During the RFP Phase YES advised that the construction contractor McConnell Dowell (Aust) Pty Ltd had withdrawn from the Consortium.

An independent panel will now evaluate the RFPs. The panel will recommend a preferred proponent to the EPSL Board followed by Ministerial approval by March 2014. EPSL will finalise MUIOF financial and contractual close before the proponent commences developing the new facility.


Preferred Proponent Announced

On Wednesday, 7 May, 2014, the Yilgarn Esperance Solutions (YES) was named as the preferred proponent to design, build and operate a new Multi User Iron Ore Facility at the Esperance Port.

The YES consortium is led by Asciano Ltd, which has a proven track record in developing and operating ports in Australia and internationally.  It was one of two consortia shortlisted to submit a proposal to develop the facility.

The announcement was based  a recommendation from the EPSL Board which followed an extensive procurement process undertaken by the MUIOF Project Team, independent expert engineering, commercial and legal advisors and an independent evaluation panel.
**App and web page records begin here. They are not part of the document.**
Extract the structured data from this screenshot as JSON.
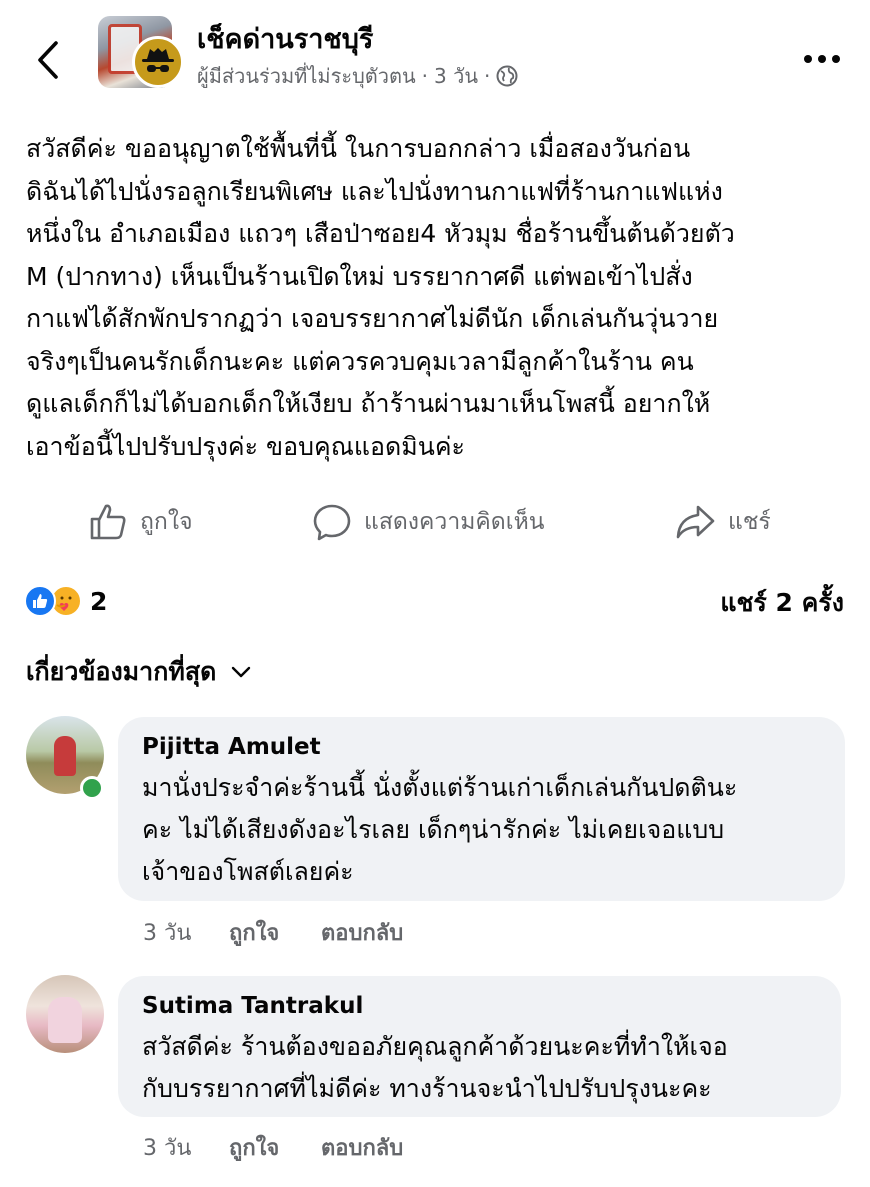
{
  "header": {
    "group_name": "เช็คด่านราชบุรี",
    "author": "ผู้มีส่วนร่วมที่ไม่ระบุตัวตน",
    "separator": "·",
    "time": "3 วัน",
    "privacy_icon": "globe-icon",
    "back_icon": "chevron-left-icon",
    "more_icon": "more-horizontal-icon"
  },
  "post": {
    "text": "สวัสดีค่ะ ขออนุญาตใช้พื้นที่นี้ ในการบอกกล่าว เมื่อสองวันก่อน\nดิฉันได้ไปนั่งรอลูกเรียนพิเศษ และไปนั่งทานกาแฟที่ร้านกาแฟแห่ง\nหนึ่งใน อำเภอเมือง แถวๆ เสือป่าซอย4 หัวมุม ชื่อร้านขึ้นต้นด้วยตัว\nM (ปากทาง) เห็นเป็นร้านเปิดใหม่ บรรยากาศดี แต่พอเข้าไปสั่ง\nกาแฟได้สักพักปรากฏว่า เจอบรรยากาศไม่ดีนัก เด็กเล่นกันวุ่นวาย\nจริงๆเป็นคนรักเด็กนะคะ แต่ควรควบคุมเวลามีลูกค้าในร้าน คน\nดูแลเด็กก็ไม่ได้บอกเด็กให้เงียบ ถ้าร้านผ่านมาเห็นโพสนี้ อยากให้\nเอาข้อนี้ไปปรับปรุงค่ะ ขอบคุณแอดมินค่ะ"
  },
  "actions": {
    "like_label": "ถูกใจ",
    "comment_label": "แสดงความคิดเห็น",
    "share_label": "แชร์"
  },
  "stats": {
    "reaction_count": "2",
    "reaction_icons": [
      "like-reaction-icon",
      "care-reaction-icon"
    ],
    "share_count": "แชร์ 2 ครั้ง"
  },
  "sort": {
    "label": "เกี่ยวข้องมากที่สุด"
  },
  "comments": [
    {
      "author": "Pijitta Amulet",
      "text": "มานั่งประจำค่ะร้านนี้ นั่งตั้งแต่ร้านเก่าเด็กเล่นกันปดตินะ\nคะ ไม่ได้เสียงดังอะไรเลย เด็กๆน่ารักค่ะ ไม่เคยเจอแบบ\nเจ้าของโพสต์เลยค่ะ",
      "time": "3 วัน",
      "like_label": "ถูกใจ",
      "reply_label": "ตอบกลับ"
    },
    {
      "author": "Sutima Tantrakul",
      "text": "สวัสดีค่ะ ร้านต้องขออภัยคุณลูกค้าด้วยนะคะที่ทำให้เจอ\nกับบรรยากาศที่ไม่ดีค่ะ ทางร้านจะนำไปปรับปรุงนะคะ",
      "time": "3 วัน",
      "like_label": "ถูกใจ",
      "reply_label": "ตอบกลับ"
    }
  ],
  "colors": {
    "text_primary": "#050505",
    "text_secondary": "#65676b",
    "bubble_bg": "#f0f2f5",
    "like_blue": "#1877f2",
    "online_green": "#31a24c",
    "anon_gold": "#c69a1b"
  }
}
 The consortium will now enter into contract negotiations with the Esperance Port and potential users of the new facility. The new facility is expected to almost double the Port's export capacity – from about 11 million tonnes to more than 20 million tonnes.


Companies interested in tendering for work or providing supplies for the Multi User Iron Ore Facility (MUIOF) project are advised that work will not start until contractual and financial closure is completed.

Only then will the preferred proponent be able to scope the project.

Once this stage is achieved, Esperance Port will provide contact details to enable contractors and supplies to notify their interest in the project.


Contractual Close

Contractual close is expected to be followed by a period in which the successful consortium will attempt to reach financial closure with financiers.


Further information can be obtained from:
Business Enquiries: (08) 62177184
Community and Media Enquiries: 0418 789 318

Weekend West  - Saturday 2nd February 2013